They decided to build the visitor center on the front of the factory as an outlet for the products and a place to exhibit their collection. At that point, visitors could view the production floor and see Timberkits being made from plank through to finished box of components.
As for the Rabbit Village, it was just an idea that happily proved to be very popular and entertaining. The site tries to provide a little bit of something for visitors of all ages and is not marketed as a destination but as an interesting stop along the way to somewhere.
When manufacturing transferred to China, the factory space became available which I then converted into a play barn in order to extend the viability of the center over the winter and keep a trained team of staff supported all year round.
Do you get a lot of foreign visitors?
Yes but at least half our footfall is from travelers within Wales as we have become known as a good halfway point for many with easy parking and good leg stretching potential for kids and fresh home cooked food in the cafe. Word of mouth and ensuring repeat visits are our mainstay marketing tools.
Have you any future developments or different kit ranges in the pipeline” Yes, the Demon Dentist as I mentioned earlier and next will be a little clapping figure designed to be given as a congratulations gift.
We try to alternate complex expensive designs with simple cheap ones to keep everyone happy.
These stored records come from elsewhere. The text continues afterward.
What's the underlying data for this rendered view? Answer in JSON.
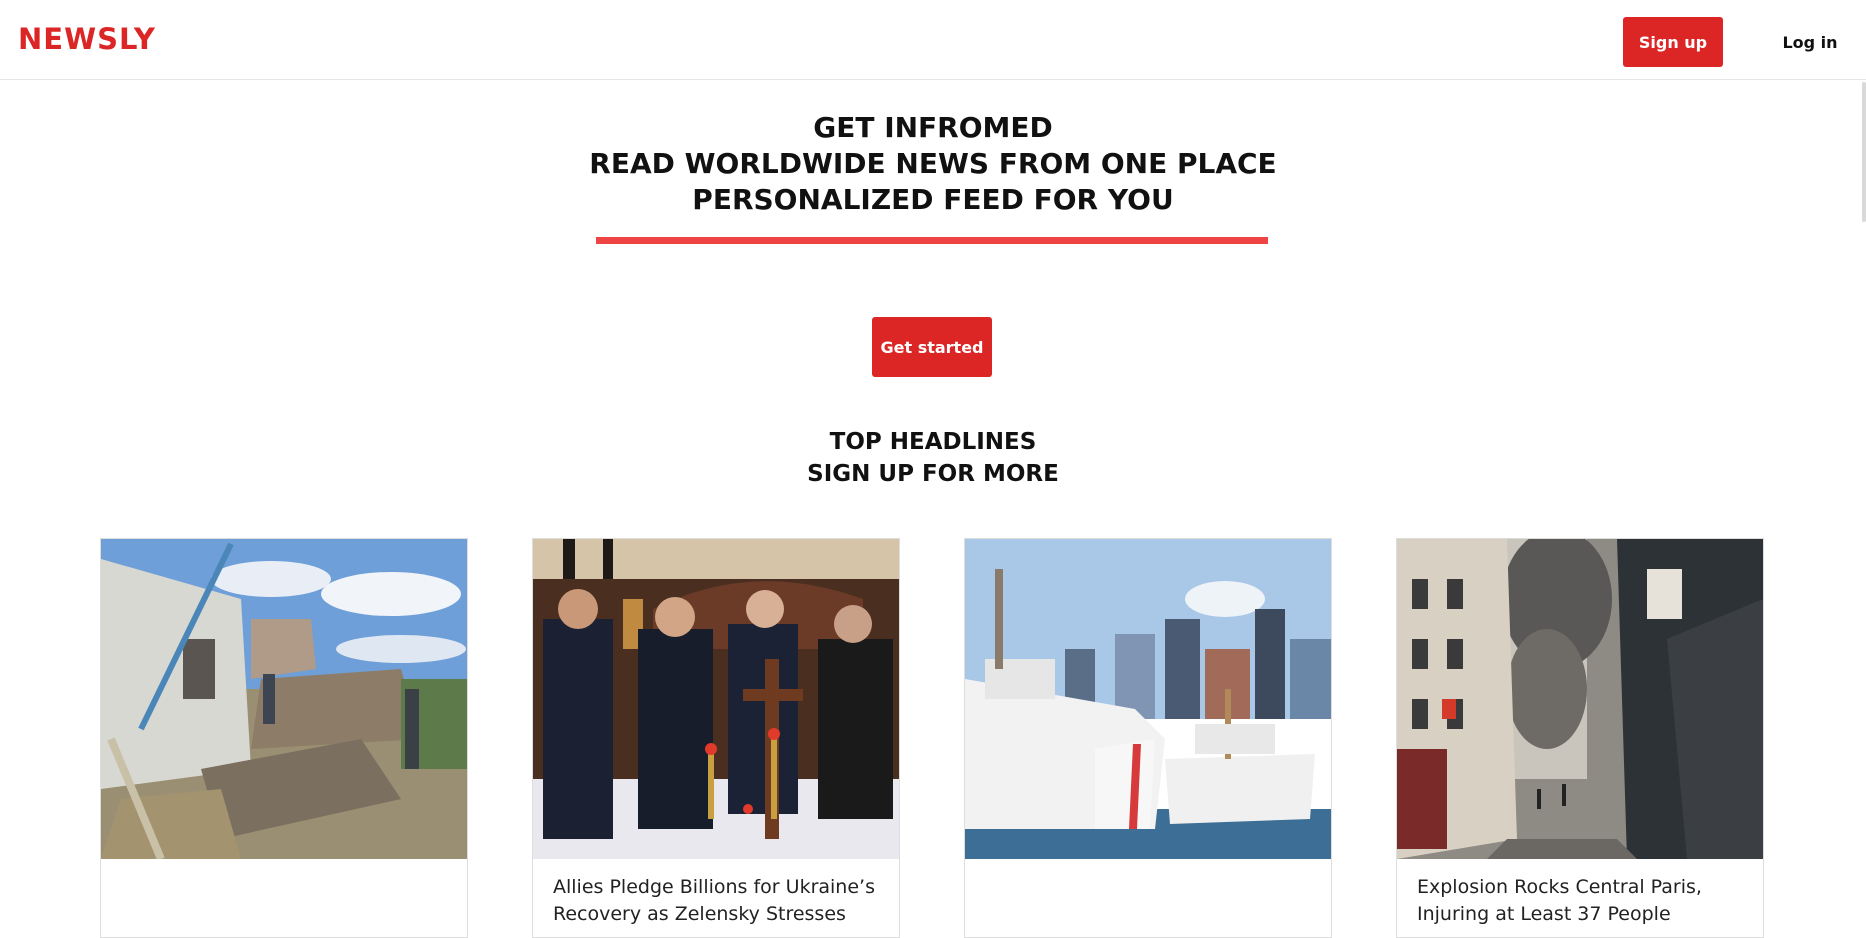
{
  "navbar": {
    "brand": "NEWSLY",
    "signup_label": "Sign up",
    "login_label": "Log in"
  },
  "hero": {
    "line1": "GET INFROMED",
    "line2": "READ WORLDWIDE NEWS FROM ONE PLACE",
    "line3": "PERSONALIZED FEED FOR YOU",
    "cta_label": "Get started"
  },
  "headlines": {
    "title": "TOP HEADLINES",
    "subtitle": "SIGN UP FOR MORE",
    "cards": [
      {
        "title": "",
        "image_icon": "war-damage-photo"
      },
      {
        "title": "Allies Pledge Billions for Ukraine’s Recovery as Zelensky Stresses",
        "image_icon": "diplomats-candles-photo"
      },
      {
        "title": "",
        "image_icon": "coast-guard-ship-photo"
      },
      {
        "title": "Explosion Rocks Central Paris, Injuring at Least 37 People",
        "image_icon": "paris-explosion-street-photo"
      }
    ]
  },
  "colors": {
    "accent": "#dc2626",
    "rule": "#ef4444"
  }
}
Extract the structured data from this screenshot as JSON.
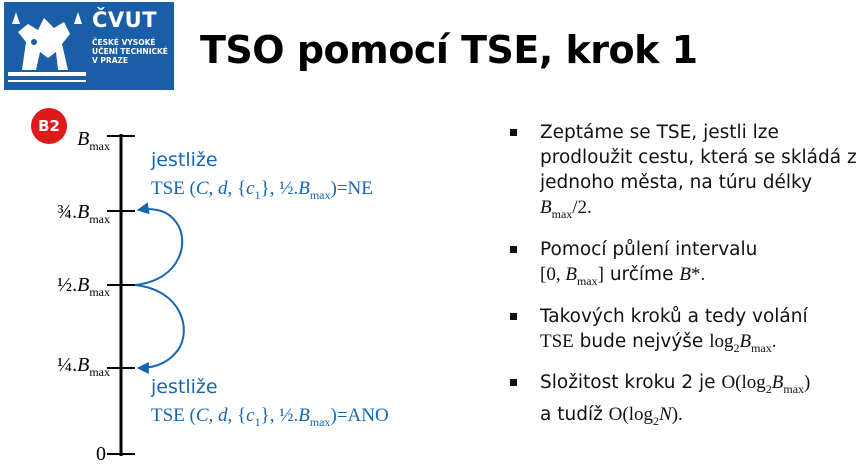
{
  "logo": {
    "name": "ČVUT",
    "lines": [
      "ČESKÉ VYSOKÉ",
      "UČENÍ TECHNICKÉ",
      "V PRAZE"
    ]
  },
  "title": "TSO pomocí TSE, krok 1",
  "badge": "B2",
  "axis": {
    "ticks": [
      {
        "frac": "",
        "var": "B",
        "sub": "max"
      },
      {
        "frac": "¾.",
        "var": "B",
        "sub": "max"
      },
      {
        "frac": "½.",
        "var": "B",
        "sub": "max"
      },
      {
        "frac": "¼.",
        "var": "B",
        "sub": "max"
      },
      {
        "frac": "0",
        "var": "",
        "sub": ""
      }
    ],
    "upper_note": {
      "word": "jestliže",
      "call_prefix": "TSE (",
      "args": "C, d",
      "set": ", {",
      "c": "c",
      "c_sub": "1",
      "half": "}, ½.",
      "B": "B",
      "B_sub": "max",
      "result": ")=NE"
    },
    "lower_note": {
      "word": "jestliže",
      "call_prefix": "TSE (",
      "args": "C, d",
      "set": ", {",
      "c": "c",
      "c_sub": "1",
      "half": "}, ½.",
      "B": "B",
      "B_sub": "max",
      "result": ")=ANO"
    }
  },
  "bullets": {
    "b1": {
      "text": "Zeptáme se TSE, jestli lze prodloužit cestu, která se skládá z jednoho města, na túru délky ",
      "B": "B",
      "B_sub": "max",
      "tail": "/2."
    },
    "b2": {
      "text1": "Pomocí půlení intervalu",
      "interval_pre": "[0, ",
      "B": "B",
      "B_sub": "max",
      "interval_post": "]",
      "mid": " určíme ",
      "Bstar": "B",
      "star": "*."
    },
    "b3": {
      "text1": "Takových kroků a tedy volání",
      "tse": "TSE",
      "mid": " bude nejvýše ",
      "log": "log",
      "log_sub": "2",
      "B": "B",
      "B_sub": "max",
      "tail": "."
    },
    "b4": {
      "text1": "Složitost kroku 2 je ",
      "O": "O(log",
      "O_sub": "2",
      "B": "B",
      "B_sub": "max",
      "close": ")",
      "text2": "a tudíž ",
      "O2": "O(log",
      "O2_sub": "2",
      "N": "N",
      "close2": ")."
    }
  },
  "colors": {
    "accent_blue": "#1565b3",
    "logo_blue": "#1a5ea8",
    "badge_red": "#e0191a"
  }
}
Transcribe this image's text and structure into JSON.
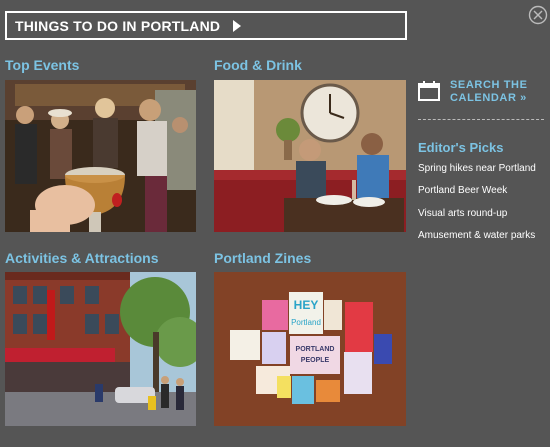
{
  "header": {
    "title": "THINGS TO DO IN PORTLAND"
  },
  "sections": [
    {
      "title": "Top Events"
    },
    {
      "title": "Food & Drink"
    },
    {
      "title": "Activities & Attractions"
    },
    {
      "title": "Portland Zines"
    }
  ],
  "sidebar": {
    "search_calendar_line1": "SEARCH THE",
    "search_calendar_line2": "CALENDAR »",
    "editors_title": "Editor's Picks",
    "picks": [
      "Spring hikes near Portland",
      "Portland Beer Week",
      "Visual arts round-up",
      "Amusement & water parks"
    ]
  },
  "zines": {
    "hey_top": "HEY",
    "hey_bottom": "Portland",
    "people_top": "PORTLAND",
    "people_bottom": "PEOPLE"
  },
  "colors": {
    "background": "#555555",
    "accent": "#7cc3e3",
    "text": "#ffffff"
  }
}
We are also working on some new circuitry that can be added to the motor bases to enable customers to add sound effects to their model.
www.timberkits.com is our website which is pretty comprehensive and features the company history and the team members as well as our shop and galleries, news and advice on construction.
Our Facebook page is the most popular of the Social Media sites and is a lively place to find the latest updates, competitions, links to associated pages and other artists.
We welcome direct contact through any of these platforms and are very responsive so if you can’t find exactly what you need don’t hesitate to get in touch.
We don’t do craft or toy fairs ourselves but many of our wholesale customers do so if you want to know if Timberkits have a presence in your area, please just ask.
Timberkits is like Dr. Who’s Tardis!
Whether you are on a business trip, on holiday or just passing through the Machinations Visitor Center is an absolute must! Young and old there is something for everyone to look at.
Perfect for kids as they can either visit the playbarn or feed the enclosed rabbit village and feed the bunnies. Inside is the quirky working model exhibits and you can also purchase the Timberkits featured in this article.
The Dragon Cafe provides breakfasts, mains and a great selection of cakes and sandwiches. I have tried everything over the years and I can guarantee that the food is beautifully prepared cooked and presented – it’s delicious! – you can check out the menu here…
The Machinations Visitors Center is located in the middle of Llanbrynmair village – you can’t miss it – there is a large sign ‘CAFE’ at the side of the road.
It has its own car park and there are toilet facilities on site.
Cafe Draig (Draig is Welsh for Dragon), Old Village Hall, Llanbrynmair, Powys, Wales, SY19 7AA, United Kingdom
Tel: 01650 521552 (or ++44 1650 521552 – if you are calling from outside the UK)